Admiral Gorskov from Russia and the two that are
being indigenously developed - other options are
being aggressively probed.
India has a
long way to go before it can match China's
arsenal. Efforts are thus focused on an effective
A key difference from an
earlier Indian obsession of indigenous development
has been co-opting foreign partners with developed
expertise and also allowing the private sector
India has taken possession
of the 36-year-old warship USS Trenton
(re-christened INS Jalashwa) with a 16,900 gross
tonnage. Trenton is the first-ever warship for the
navy from the US and the second-biggest that India
now possesses after the aircraft carrier INS
Recently, New Delhi announced a
submarine-launched supersonic missile, a
modification of the India-Russia BrahMos cruise
missiles, a capability limited to advanced nations
such as the US, France, Russia and a few more.
Antony said trials of the underwater
missiles are awaiting the necessary platform that
will be identified soon.
land-launched versions of the BrahMos are being
inducted into the navy and army, while the air
versions are being currently developed.
The state-controlled Defense Research and
Development Organization is also undertaking a
joint development project with Israel Aerospace
Industries for a surface-to-air-missile using it
from land and ship.
Last year, the
construction of the highly advanced Scorpene
submarine began at the upgraded Mazgon Dock
(Mumbai) under a $3.5 billion deal for six such
French submarines. The Indian navy is gearing to
bring in 40 new warships over the next 15 years.
The government plans to invest over $12 billion in
Given government encouragement to
the private sector to play a role in defense,
India's largest engineering and construction firm,
Larsen and Toubro (L&T), has announced plans
to build defense warships at its proposed
shipyard-cum-port facility in the south Indian
state of Tamil Nadu.
L&T has been keen
to bid for Project 75 and 76 of the Indian navy
that entails the production of 24 underwater
vessels valued at $14-16 billion to meet
challenges across the Indian Ocean region.
Ramping up the arsenal is being backed by
strategic moves. The massive Malabar naval
exercise held last September in the Bay of Bengal
is a case in point. Navies of the US, Australia,
Japan, Singapore and India participated.
India has established a listening post
that reportedly began operations early last July
in northern Madagascar, a large island off
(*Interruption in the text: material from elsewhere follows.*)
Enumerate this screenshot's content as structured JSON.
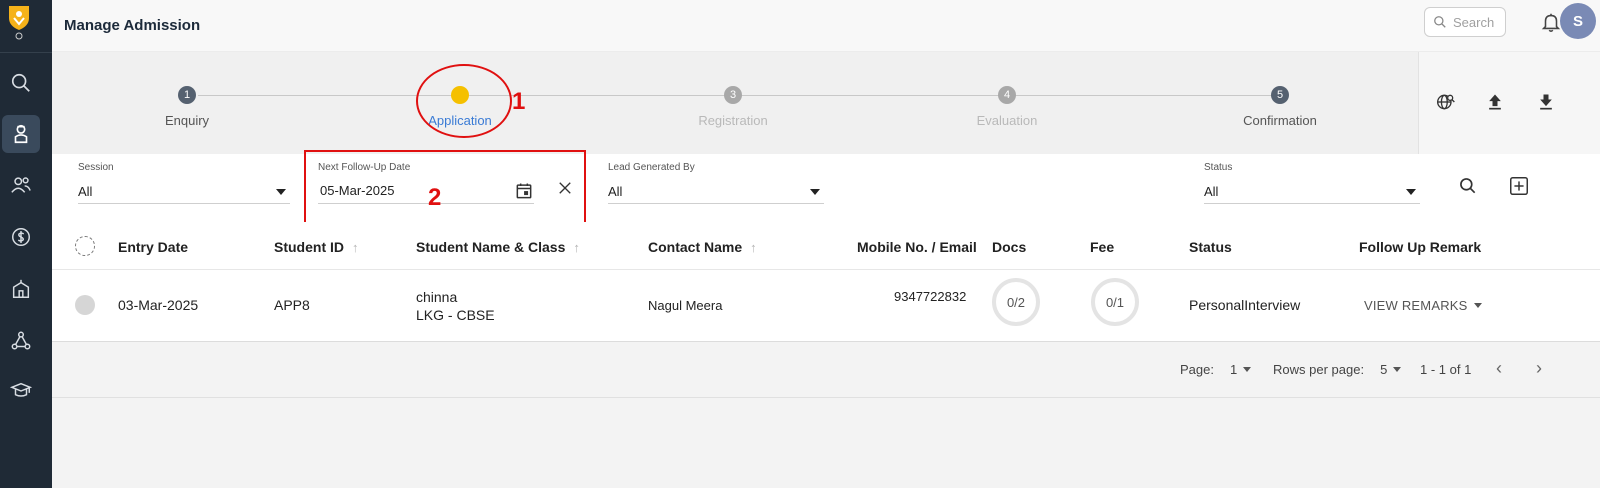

Africa's east coast. The station is India's first
in the southern Indian Ocean and is significant
due to the increasing oil traffic around the Cape
of Good Hope and the Mozambique Channel.
Srivastava is a New Delhi-based